Australia’s oldest living couple celebrate their 80th wedding anniversary this week.
Esther Collings, who turned 102 in March, met her husband, Ronald, who turned 103 in April, in Adelaide, South Australia in the 1930s.
In June last year, they were named Australia’s oldest couple by The Australian Book Of Records.
As a teenager, Mr Collings worked as a chocolate boy at a now-closed Adelaide cinema called the Ozone Enfield. The two often met up there when they were first friends. Chocolate boys walked around selling treats to moviegoers at their seats.
They were married at nearby St Cuthbert’s Church in Prospect, South Australia on October 19, 1938, and have been inseparable* since.
This short beach video was made in 1938 and shows the fashions of the time
The couple both live in an aged-care home at Goolwa, South Australia.
Mr Collings, who likes to joke, said their 80th wedding anniversary meant one thing: “It means we’ve been married for a very long time.”
He said the key to enjoying a long marriage was supporting one another and providing space to follow your own interests.
Mr Collings, the youngest of six children, was a travelling salesman for an Adelaide souvenir company.
Mrs Collings, born in Broken Hill, NSW, was a dressmaker who made her own wedding gown as well as her bridesmaids’ outfits.
She worked at Myer in the children’s department, as a dressmaker, yoga teacher and spent 15 years working as a volunteer for the disabled.
They have two sons and a late* daughter, six grandchildren and three great-grandchildren, scattered across Australia and overseas.
They began their married life in Adelaide and later moved to Melbourne and Sydney, and then back to Adelaide before Mr Collings retired in 1980.
The couple’s eldest son, Ron Collings, said his parents had been supportive* of each other for all of their adult lives.
His wife, Lynne, said her parents-in-law* spend time together every day but always found time for their own interests, which for Mr Collings was supporting Australian rules football clubs North Adelaide and the Sydney Swans, and watching cricket, while his wife enjoyed yoga and Indian mysticism*.
To celebrate their 90th birthdays, they went hot-air ballooning.
Mrs Collings said marriage, like life, was “about compromise*”.
“These days people are too quick to throw in the towel* … like most people we’ve had our ups and downs,” she said.

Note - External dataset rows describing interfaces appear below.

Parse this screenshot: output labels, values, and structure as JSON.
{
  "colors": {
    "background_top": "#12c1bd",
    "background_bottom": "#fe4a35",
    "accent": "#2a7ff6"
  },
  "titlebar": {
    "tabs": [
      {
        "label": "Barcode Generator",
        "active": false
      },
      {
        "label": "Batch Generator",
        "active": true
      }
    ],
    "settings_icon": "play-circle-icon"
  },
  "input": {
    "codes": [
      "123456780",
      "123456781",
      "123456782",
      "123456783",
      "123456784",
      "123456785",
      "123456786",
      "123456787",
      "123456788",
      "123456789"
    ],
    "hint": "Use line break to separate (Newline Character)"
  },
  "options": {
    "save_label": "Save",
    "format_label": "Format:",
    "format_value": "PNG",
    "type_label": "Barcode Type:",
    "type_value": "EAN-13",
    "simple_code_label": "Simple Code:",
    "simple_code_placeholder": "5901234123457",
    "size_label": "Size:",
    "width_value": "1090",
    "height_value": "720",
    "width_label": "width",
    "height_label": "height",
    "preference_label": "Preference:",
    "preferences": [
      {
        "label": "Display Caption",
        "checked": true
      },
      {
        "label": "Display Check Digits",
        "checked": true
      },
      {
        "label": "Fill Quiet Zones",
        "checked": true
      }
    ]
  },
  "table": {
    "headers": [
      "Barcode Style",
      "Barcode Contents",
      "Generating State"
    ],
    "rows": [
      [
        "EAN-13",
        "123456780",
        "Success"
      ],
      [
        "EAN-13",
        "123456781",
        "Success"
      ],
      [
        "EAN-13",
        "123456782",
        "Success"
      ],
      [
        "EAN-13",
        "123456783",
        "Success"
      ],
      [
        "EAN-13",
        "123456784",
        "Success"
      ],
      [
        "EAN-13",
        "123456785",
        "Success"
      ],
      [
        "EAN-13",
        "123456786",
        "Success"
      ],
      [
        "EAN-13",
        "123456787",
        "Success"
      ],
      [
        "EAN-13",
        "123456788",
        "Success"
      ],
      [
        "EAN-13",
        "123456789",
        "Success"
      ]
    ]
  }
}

WHAT WAS THE WORLD LIKE IN 1938?
- The Collings were married on October 19, 1938.
- Australia’s population in 1938 was just under 7 million people.
- George VI was the King. He was Queen Elizabeth II’s father.
- The first television design was patented*.
- The character of Superman first appeared, in DC Comics’ Action Comic #1.
- Bugs Bunny, the cartoon character, made his debut in a cartoon called “Porky’s Hare Hunt”.
- A direct radio-telephone call was made between Canberra and Washington DC, US.
- Toothbrushes made with an amazing new man-made product called Nylon were launched.
- The first seeing-eye dog began work.
- The Wizard of Oz film, starring Judy Garland as Dorothy, was being filmed.
- Buick cars featured an electronic turn signal (we call them indicators or blinkers). Before this, drivers held their arm out the window to show they were going to turn, or held out a stick with a hand shape attached to the end.
- Adolf Hitler was Time magazine’s “Man of the Year” for 1938, took control as leader of Germany and made many laws discriminating* against Jews.
- There were a lot of small wars and fighting going on around the world. September 1, 1939 is the official beginning of World War II.
- inseparable: can’t be or don’t want to be separated
- late: no longer living
- supportive: providing help or encouragement
- parents-in-law: parents of your husband or wife
- mysticism: spiritual beliefs
- compromise: give and take to agree
- throw in the towel: give up
- patented: register an invention so no one can steal it
- discriminated: treat someone differently because of race, religion, gender or age
LISTEN TO TODAY’S STORY
- What was a chocolate boy?
- What did Mr Collings joke that their 80th anniversary means?
- When did Mr Collings retire? How many years ago is that?
- What two popular characters first appeared in 1938?
- What is the official date of the start of World War II?
1. Then and now
Think about all of the ways life has changed since the Collings were married in 1938. Create a table with the headings “Then” and “Now” and record 5 facts about life then and a corresponding fact about life now.
Here’s an example: Then – The first television was only just being patented, people did not have televisions in their homes. Now – Most Australian homes have a television (some homes have multiple televisions), there is a huge range of channels and programs to watch and we can even watch shows on other devices like tablets and smartphones.
2. Extension: Do you think you would have enjoyed life back in 1938? What do you think would have been better about that time? What do you think would have been more difficult? Why?
Write a detailed response.
Time: Allow 30 minutes
Curriculum links: English, History
After reading the article, with a partner, highlight as many pieces of punctuation as you can find in green. Discuss how these are being used, where and how often. What level of the punctuation pyramid is the journalist using in this article?
HAVE YOUR SAY: Imagine you could go back to 1938 for one day. What would you like to see and where in the world would you go? Use full sentences to explain your thinking. No one-word answers.